New metrics

A friend posted an image on Facebook related to the Chicago Teacher Strike that said:

Legislators want teachers to be paid according to their effectiveness as evaluated by student test scores.

How about paying legislators according to their effectiveness — as evaluated by job creation and economic growth?

To unpack this a little, I’d say that job creation and economic growth suck as metrics for whether governance is working as much as test scores work as metrics for thriving schools. The problem with the debate over teacher evaluation is both in tying pay to performance in a really punitive way, but in a larger sense, the very metrics used to gauge performance.

I like things working well. I like accountability for the foundational institutions of our culture. What I don’t like is a data-driven world where the metrics most directly reflect the needs of corporations and not working and middle class people. When we talk about test scores or jobs or GDP, we’re talking about numbers, not the livable reality that we actually want.

A job or economic growth could look like a private prison, or a deregulated industry devastating the environment where its workers live, or a crazy tax deal (at the expense of worker rights) for a corporation to attract them to a state. These are the moves that legislators are making now either in an earnest failure or a cynical charade to be accountable to their constituents.

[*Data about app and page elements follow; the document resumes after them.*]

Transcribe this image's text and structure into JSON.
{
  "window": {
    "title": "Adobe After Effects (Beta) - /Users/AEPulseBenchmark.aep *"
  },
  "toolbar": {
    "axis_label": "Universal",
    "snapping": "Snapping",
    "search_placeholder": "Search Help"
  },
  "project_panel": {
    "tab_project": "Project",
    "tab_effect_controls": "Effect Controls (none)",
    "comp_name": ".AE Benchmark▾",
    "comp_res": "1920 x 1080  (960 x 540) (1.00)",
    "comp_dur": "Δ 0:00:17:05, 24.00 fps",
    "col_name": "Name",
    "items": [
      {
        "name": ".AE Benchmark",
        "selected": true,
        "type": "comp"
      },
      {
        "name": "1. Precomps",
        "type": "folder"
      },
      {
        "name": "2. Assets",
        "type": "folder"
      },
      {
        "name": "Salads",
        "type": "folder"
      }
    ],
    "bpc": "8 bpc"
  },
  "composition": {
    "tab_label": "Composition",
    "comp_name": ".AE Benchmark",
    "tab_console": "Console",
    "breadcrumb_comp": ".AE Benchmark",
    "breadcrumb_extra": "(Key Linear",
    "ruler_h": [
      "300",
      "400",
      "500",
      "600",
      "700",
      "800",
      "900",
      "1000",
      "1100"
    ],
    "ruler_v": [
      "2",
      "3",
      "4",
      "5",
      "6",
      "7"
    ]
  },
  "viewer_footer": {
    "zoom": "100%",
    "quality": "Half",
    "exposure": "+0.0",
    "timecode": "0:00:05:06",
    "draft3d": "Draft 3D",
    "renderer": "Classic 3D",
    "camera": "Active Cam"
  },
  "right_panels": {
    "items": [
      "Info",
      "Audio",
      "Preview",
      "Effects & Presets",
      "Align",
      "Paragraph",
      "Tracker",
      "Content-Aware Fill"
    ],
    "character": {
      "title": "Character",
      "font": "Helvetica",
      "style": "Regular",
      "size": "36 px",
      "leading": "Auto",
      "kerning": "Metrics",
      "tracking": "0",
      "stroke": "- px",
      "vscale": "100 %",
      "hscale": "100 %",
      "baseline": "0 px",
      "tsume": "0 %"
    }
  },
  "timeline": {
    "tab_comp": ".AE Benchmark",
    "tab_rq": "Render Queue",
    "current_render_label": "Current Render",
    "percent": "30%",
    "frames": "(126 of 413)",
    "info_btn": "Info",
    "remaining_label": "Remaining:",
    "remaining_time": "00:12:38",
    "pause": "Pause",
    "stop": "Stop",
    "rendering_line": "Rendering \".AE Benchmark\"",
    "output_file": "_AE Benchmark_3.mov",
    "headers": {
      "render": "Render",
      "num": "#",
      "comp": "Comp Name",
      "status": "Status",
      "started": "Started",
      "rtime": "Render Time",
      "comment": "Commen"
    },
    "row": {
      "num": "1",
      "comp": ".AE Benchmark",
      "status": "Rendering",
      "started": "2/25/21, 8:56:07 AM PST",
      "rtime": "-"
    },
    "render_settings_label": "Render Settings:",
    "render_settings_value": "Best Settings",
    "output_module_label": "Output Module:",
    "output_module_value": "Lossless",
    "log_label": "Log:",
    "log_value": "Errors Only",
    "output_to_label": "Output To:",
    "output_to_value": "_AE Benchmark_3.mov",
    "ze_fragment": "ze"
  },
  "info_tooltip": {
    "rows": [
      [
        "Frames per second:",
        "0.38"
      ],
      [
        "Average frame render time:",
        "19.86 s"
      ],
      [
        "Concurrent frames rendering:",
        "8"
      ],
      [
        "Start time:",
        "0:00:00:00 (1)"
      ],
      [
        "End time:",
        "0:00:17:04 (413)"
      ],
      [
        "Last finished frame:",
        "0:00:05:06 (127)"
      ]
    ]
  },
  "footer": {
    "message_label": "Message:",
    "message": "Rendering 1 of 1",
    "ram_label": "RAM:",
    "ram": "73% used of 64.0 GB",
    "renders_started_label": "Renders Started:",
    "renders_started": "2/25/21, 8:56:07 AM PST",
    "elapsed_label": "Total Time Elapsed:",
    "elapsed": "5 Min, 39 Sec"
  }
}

I’m not anti-metric, but as people most affected by public schools or job creation, we need to think about the metrics we really want and not just accept the ones being offered to us. Off the top of my head, these are some ones that reflect measurable outcomes in a world I’d like to live in:

  • Number of high school students who vote or otherwise engage in some civic process
  • Average number of paid family sick days and vacation
  • Number of people with health insurance or other access to health care
  • Number of years a household is able to stay in the same dwelling
  • Racial and income dissimilarity index for a neighborhood